As the late, great Paris Walker once said, there is no technology or piece of equipment that can rescue a poorly run business. Those printers who once paid more attention to bells and whistles than they did to sales per employee and ratios are long gone. They fell by the wayside because they mistakenly thought buying the latest and greatest technology would be their salvation. Some of these failures were inadvertently encourage by vendors who touted their equipment as the sure-fire path to success. The "buy it and they will come" pitch still surfaces in our industry from time to time, but today most vendors realize they have a vested interest in the success of their customers.
All that said, even the best run business can and must make the most of the technology available in order to adapt to changing times.
What are the possibilities of personalized printing? What is the value of building a digital workflow? How can Web-to-print be used to your advantage? What efficiencies can you achieve by upgrading equipment? How can you take advantage of other ancillary technologies? Finally, how can you take full advantage of the technological tools you already have?
At the 2008 Graph Expo I moderated a panel of Quick Printing columnists that addressed ways to succeed in these challenging times. One of the more interesting topics discussed was how to take advantage of technology capabilities you already have in-house.
One example is estimating software, which at one time was used primarily for pricing jobs. As more capabilities were added, these packages became more like MIS systems. However, many features lie dormant in most shops. Something as simple as generating reports on your top 25 customers, using built-in reorder tickler capabilities, or revisiting your dormant accounts are great tools printers already have on hand.
Most printers have the capability to track overall sales, sales declines, payment patterns, lost accounts, and the health of the balance sheet. Many don't take advantage of this ability. Something as simple as tracking SPE on a regular basis can be a quick way of determining the general direction in which the business is headed.
The Big Picture
There is no doubt that our industry segment will continue to lose shops, but industry-wide sales should stay relatively steady because surviving printers will take in the business left behind by the failures. Larger printing operations are also hurting and their failures could also mean more business for agile and efficient quick and small commercial printers.
It is vital that sales efforts and employee training be emphasized. Successful shops will have to take better advantage of the management and training tools available to them in order to get a leg up on the competition. Production efficiencies require productive employees. These tools are available from a variety of sources including associations, vendors, and online providers.
Even in hard times there can be opportunities. Surprisingly, one recent survey found that a significant percentage of marketing professionals were planning to increase their print spending in 2009. It is essential that printers find these opportunities and take advantage of them.
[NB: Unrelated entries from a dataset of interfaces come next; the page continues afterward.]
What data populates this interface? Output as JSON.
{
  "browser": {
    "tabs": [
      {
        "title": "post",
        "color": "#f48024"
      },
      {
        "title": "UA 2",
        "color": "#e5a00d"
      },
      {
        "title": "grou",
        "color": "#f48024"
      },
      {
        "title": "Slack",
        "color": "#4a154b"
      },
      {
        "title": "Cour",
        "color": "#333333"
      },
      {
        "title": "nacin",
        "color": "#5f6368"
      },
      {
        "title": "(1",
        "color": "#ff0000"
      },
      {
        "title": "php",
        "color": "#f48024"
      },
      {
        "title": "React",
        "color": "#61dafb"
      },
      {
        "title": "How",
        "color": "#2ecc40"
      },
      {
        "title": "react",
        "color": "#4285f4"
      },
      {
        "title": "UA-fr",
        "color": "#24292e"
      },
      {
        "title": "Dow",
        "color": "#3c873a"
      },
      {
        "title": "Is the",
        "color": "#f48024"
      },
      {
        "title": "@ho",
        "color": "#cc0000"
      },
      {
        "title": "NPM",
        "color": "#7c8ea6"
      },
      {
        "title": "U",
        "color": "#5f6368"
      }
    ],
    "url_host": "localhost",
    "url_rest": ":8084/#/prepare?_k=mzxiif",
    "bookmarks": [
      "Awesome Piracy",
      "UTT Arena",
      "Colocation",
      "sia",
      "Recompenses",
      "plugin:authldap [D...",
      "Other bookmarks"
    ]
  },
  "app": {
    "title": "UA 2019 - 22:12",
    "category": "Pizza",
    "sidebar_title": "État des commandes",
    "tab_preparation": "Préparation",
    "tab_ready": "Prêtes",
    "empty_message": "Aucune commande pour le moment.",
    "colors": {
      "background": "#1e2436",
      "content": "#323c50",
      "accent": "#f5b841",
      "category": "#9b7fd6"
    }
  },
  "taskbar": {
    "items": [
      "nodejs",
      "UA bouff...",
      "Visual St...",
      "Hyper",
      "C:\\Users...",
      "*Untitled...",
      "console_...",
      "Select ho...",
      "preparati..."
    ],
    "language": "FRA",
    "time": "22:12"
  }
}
There is an old story about a small town Georgia man who ran a sawmill. No matter how the economy was going, he dealt for timberland, logged timber, and milled the logs. He ran an efficient operation and tried to buy low and sell the finished wood for what the market would bear. He often said, "Somebody's going to be cutting timber even in a depression, and it might as well be me."